Which leads to the second tension:

Credibility is your best asset and your worst enemy.

Leadership gurus James Kouzes and Barry Posner literally wrote the book on Credibility. Credibility is the foundation of trusting relationships, the core of leadership. The WCA has built, over the years, tremendous credibility in their presentations, in the quality of their content, in their posture of “we-practice-what-we-preach.” And their posture today, in my opinion, was in line with an attempt to continue to be credible, as DeVries declared that they’re seeking counsel, and are pursuing more ways in which “gender and power inequality and dynamics” can be address in the church and the marketplace. That kind of response is sensibly aligned with the WCA’s posture towards “improvement,” and “getting better.” It is the “play,” that they know well.

But in this circumstance, attempting to lean in to maintaining credibility is the very means by which they continued to lose it. Why? Because as Kouzes and Posner cite in their book,

“A failure of honesty poisons the team, damages the trust between people, and breaks down team cohesion. Besides, nobody wants to follow a leader who is not honest.” – Anand Reddy, project manager at Intel

As has been pointed out by others, the statements put out by the WCA, in addition to DeVries’s opening statement at the Summit have not been completely honest. They have been attempts to deflect the failures of the organization to what seem to be “improved ministry objectives,” such as developing an emphasis on “how men and women work together in professional environments.” This is completely inadequate. Here are the things not addressed in the WCA response to all of this:

  • The public dishonesty by an individual.
  • The system’s default alignment with that individual.
  • The absence of any confession of sin by their leader.
  • The dehumanizing counter-accusations publicly stated against the victims who came forward.
  • The misuse and abuse of power, enabled by the boards.
  • The failure to substantiate appropriate systems and processes of accountability.

This is not an issue of “gender dynamics in the workplace.” This is about abuse of power, and the protecting of those systems of power for the sake of the reputation of the organization and individuals within it. The great catch-22 is that you must be willing to publicly state that you lost all credibility, in order for you to begin the work at rebuilding credibility.

Which leads to a third tension, and a really complicated question:

Attending the Summit can be both hurtful and redemptive.

It is understandable why so many sites and registrants decided not to attend this year’s event. One’s presence can easily be seen as tacit support and even perhaps endorsement. Bowing out is completely reasonable, as to not participate or sanction the sins of the organization.

And yet, as Craig Groeschel attempted to communicate in his opening talk, power must still be stewarded well, and there is still a difference that can be made. And ultimately, we do hope for, work for, and still believe in redemption, for individuals, and organizations. While there is no “answer,” one must be willing to embrace and wrestle with the question, Where do we begin to make things right?

In conclusion…

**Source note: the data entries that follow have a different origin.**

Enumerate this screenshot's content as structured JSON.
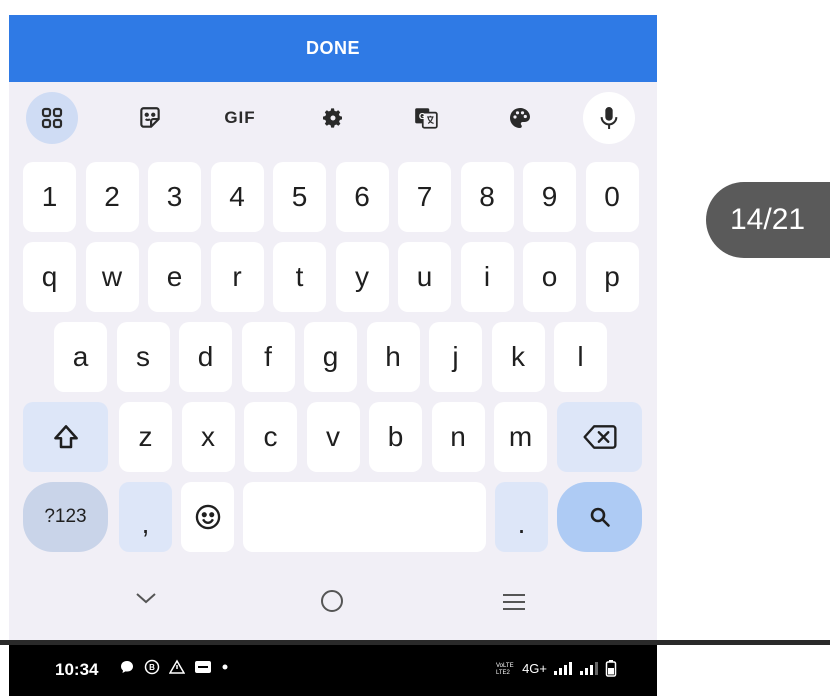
{
  "done_bar": {
    "label": "DONE"
  },
  "toolbar": {
    "gif_label": "GIF",
    "icons": [
      "apps-grid-icon",
      "sticker-icon",
      "gif-icon",
      "settings-gear-icon",
      "translate-icon",
      "palette-icon",
      "microphone-icon"
    ]
  },
  "rows": {
    "numbers": [
      "1",
      "2",
      "3",
      "4",
      "5",
      "6",
      "7",
      "8",
      "9",
      "0"
    ],
    "top": [
      "q",
      "w",
      "e",
      "r",
      "t",
      "y",
      "u",
      "i",
      "o",
      "p"
    ],
    "middle": [
      "a",
      "s",
      "d",
      "f",
      "g",
      "h",
      "j",
      "k",
      "l"
    ],
    "bottom": [
      "z",
      "x",
      "c",
      "v",
      "b",
      "n",
      "m"
    ]
  },
  "bottom_row": {
    "symbols": "?123",
    "comma": ",",
    "period": "."
  },
  "counter": "14/21",
  "status_bar": {
    "time": "10:34",
    "network": "4G+"
  },
  "colors": {
    "accent": "#2f7ae5",
    "keyboard_bg": "#f1eff6",
    "search_key": "#aecbf4"
  }
}
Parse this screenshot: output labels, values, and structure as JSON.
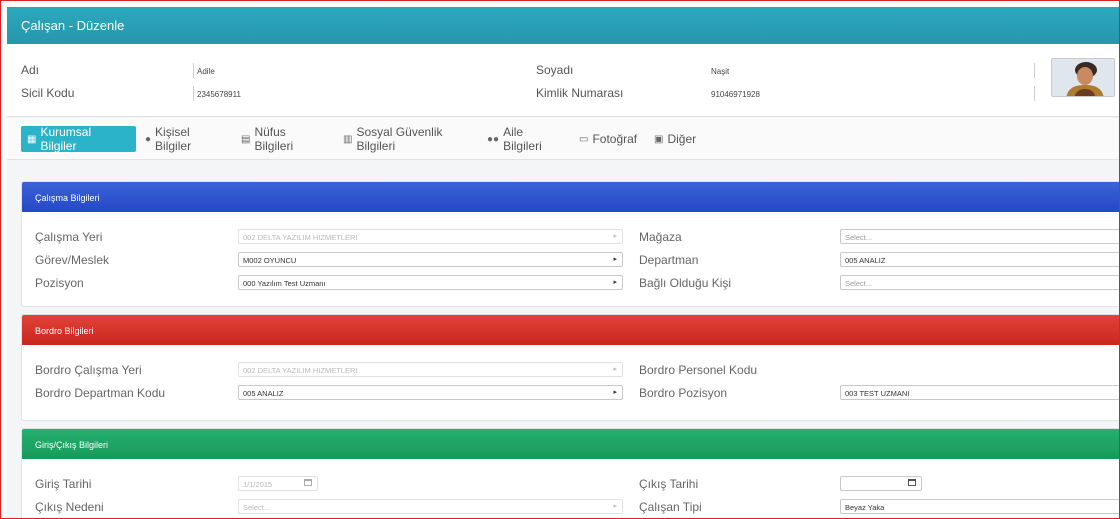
{
  "window": {
    "title": "Çalışan - Düzenle"
  },
  "summary": {
    "first_name_label": "Adı",
    "first_name": "Adile",
    "last_name_label": "Soyadı",
    "last_name": "Naşit",
    "registry_label": "Sicil Kodu",
    "registry": "2345678911",
    "id_label": "Kimlik Numarası",
    "id": "91046971928"
  },
  "tabs": [
    {
      "label": "Kurumsal Bilgiler",
      "icon": "building-icon",
      "active": true
    },
    {
      "label": "Kişisel Bilgiler",
      "icon": "user-icon",
      "active": false
    },
    {
      "label": "Nüfus Bilgileri",
      "icon": "id-card-icon",
      "active": false
    },
    {
      "label": "Sosyal Güvenlik Bilgileri",
      "icon": "building-icon",
      "active": false
    },
    {
      "label": "Aile Bilgileri",
      "icon": "users-icon",
      "active": false
    },
    {
      "label": "Fotoğraf",
      "icon": "image-icon",
      "active": false
    },
    {
      "label": "Diğer",
      "icon": "contact-icon",
      "active": false
    }
  ],
  "work": {
    "title": "Çalışma Bilgileri",
    "workplace_label": "Çalışma Yeri",
    "workplace": "002 DELTA YAZILIM HIZMETLERI",
    "job_label": "Görev/Meslek",
    "job": "M002 OYUNCU",
    "position_label": "Pozisyon",
    "position": "000 Yazılım Test Uzmanı",
    "store_label": "Mağaza",
    "store": "Select...",
    "department_label": "Departman",
    "department": "005 ANALIZ",
    "manager_label": "Bağlı Olduğu Kişi",
    "manager": "Select..."
  },
  "payroll": {
    "title": "Bordro Bilgileri",
    "workplace_label": "Bordro Çalışma Yeri",
    "workplace": "002 DELTA YAZILIM HIZMETLERI",
    "department_label": "Bordro Departman Kodu",
    "department": "005 ANALIZ",
    "personnel_code_label": "Bordro Personel Kodu",
    "position_label": "Bordro Pozisyon",
    "position": "003 TEST UZMANI"
  },
  "entry_exit": {
    "title": "Giriş/Çıkış Bilgileri",
    "entry_date_label": "Giriş Tarihi",
    "entry_date": "1/1/2015",
    "exit_date_label": "Çıkış Tarihi",
    "exit_reason_label": "Çıkış Nedeni",
    "exit_reason": "Select...",
    "employee_type_label": "Çalışan Tipi",
    "employee_type": "Beyaz Yaka"
  },
  "colors": {
    "titlebar": "#2aa9bd",
    "active_tab": "#2bb3c9",
    "work_header": "#2f56d0",
    "payroll_header": "#d6342a",
    "entry_header": "#1fa666"
  }
}
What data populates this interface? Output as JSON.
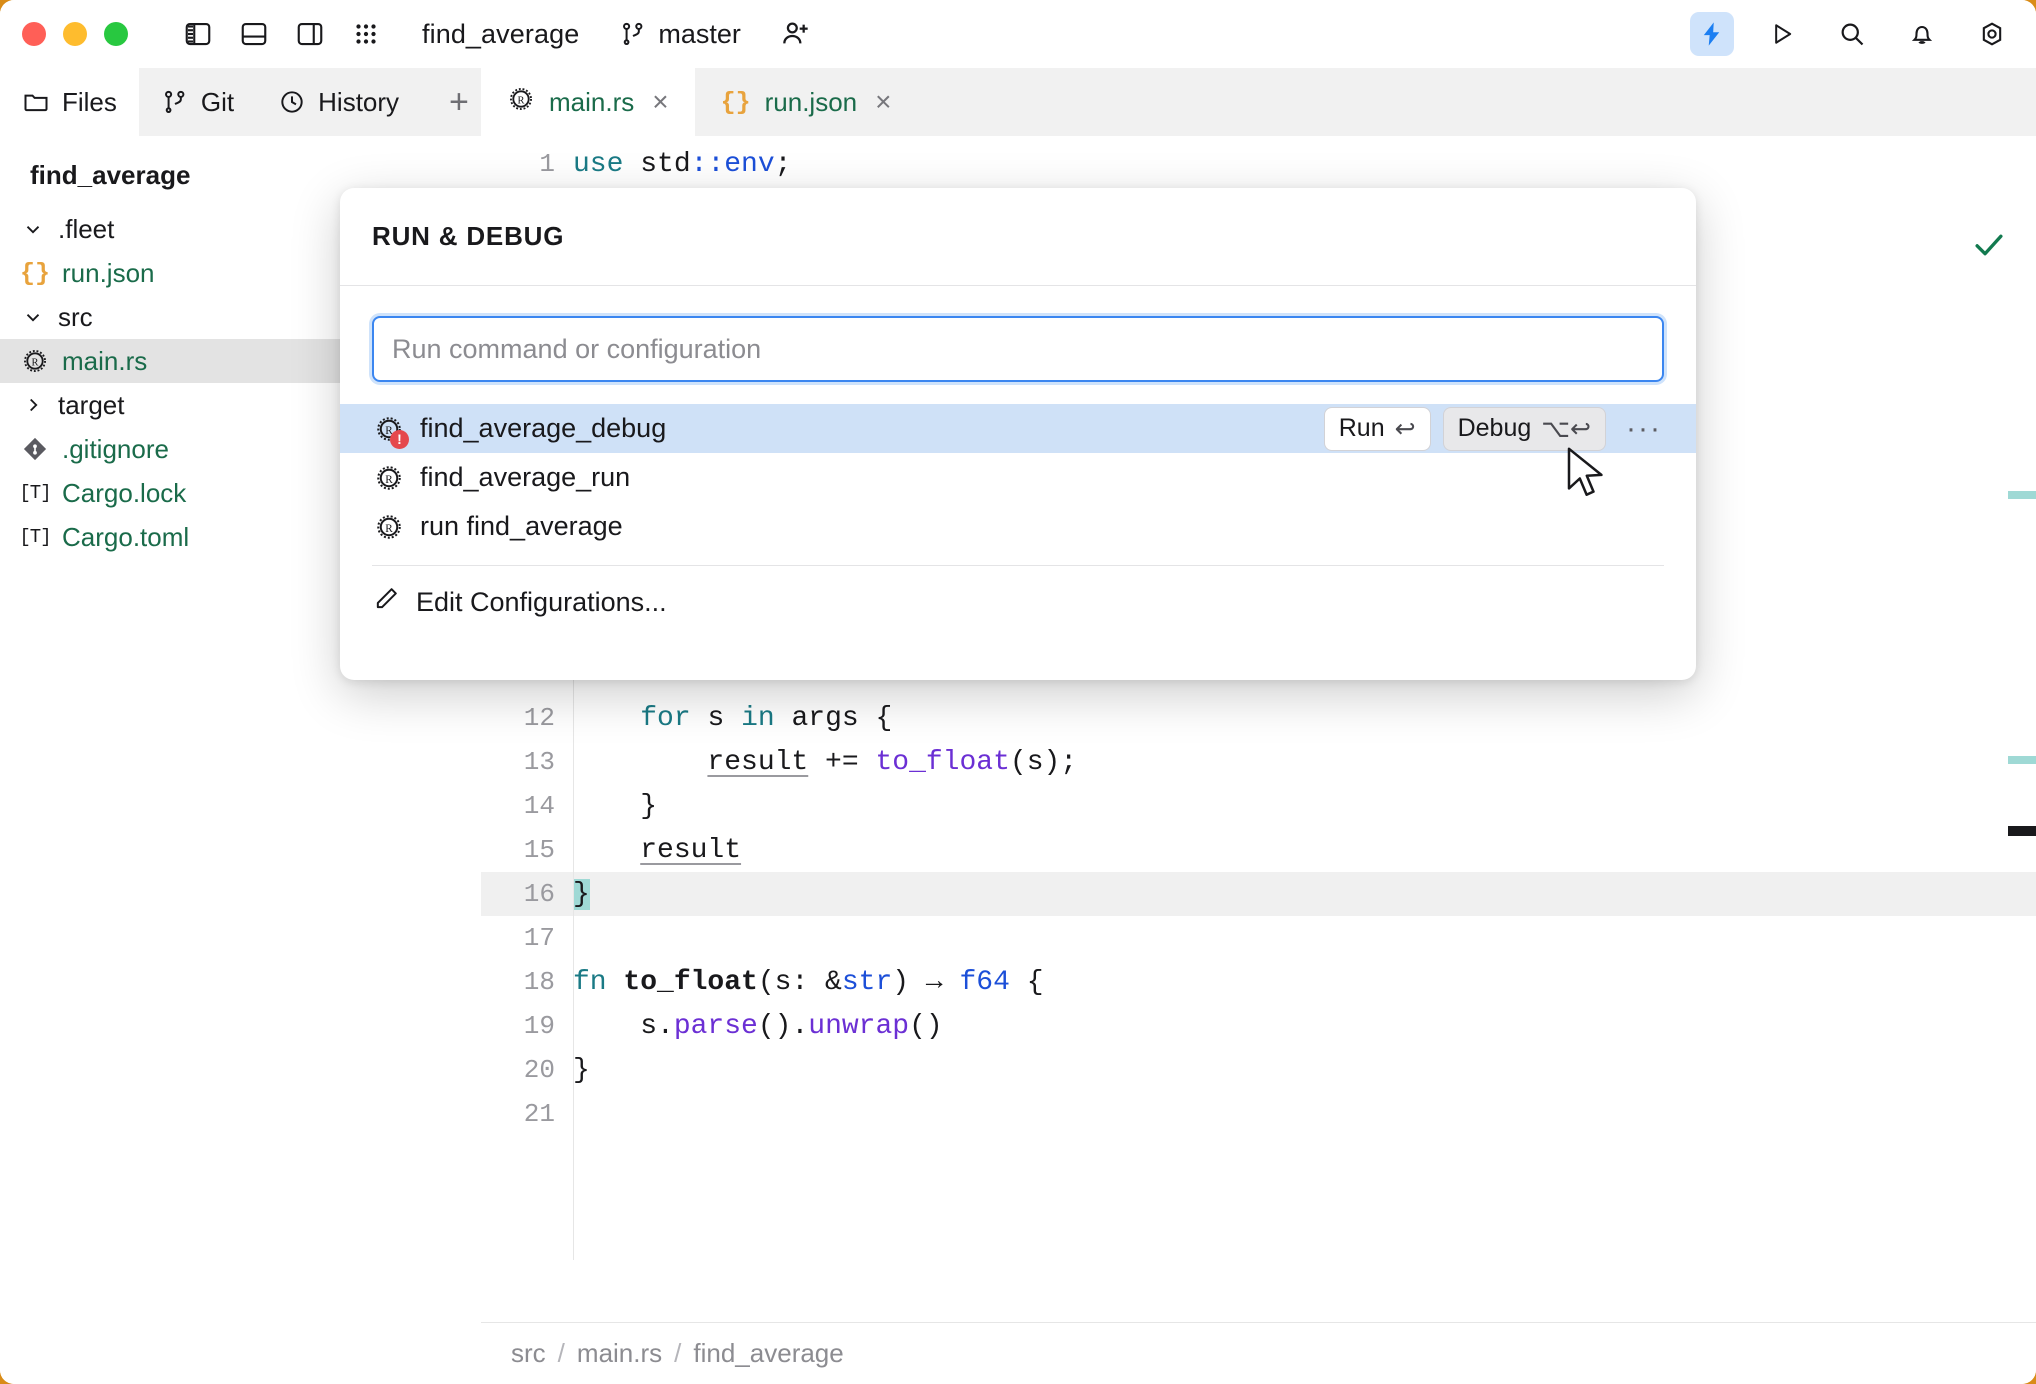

I’m still glad I went. I always learn, and this year, learned more in an area I was not expecting. The sessions by Rasmus Ankersen, David Livermore, Erwin McManus, and Simon Sinek, were worth the price of admission. And I  am hopeful that the WCA will continue to learn to lead themselves well, and also be redeemed by “the price of admission.”

About VIA

www.kevinneuner.com

One comment

  1. William Miller

    Who was the artist that sang “clean “?

Leave a Reply

Fill in your details below or click an icon to log in:

WordPress.com Logo

You are commenting using your WordPress.com account. Log Out /  Change )

Google photo

You are commenting using your Google account. Log Out /  Change )

Twitter picture

You are commenting using your Twitter account. Log Out /  Change )

Facebook photo

You are commenting using your Facebook account. Log Out /  Change )

Connecting to %s

%d bloggers like this: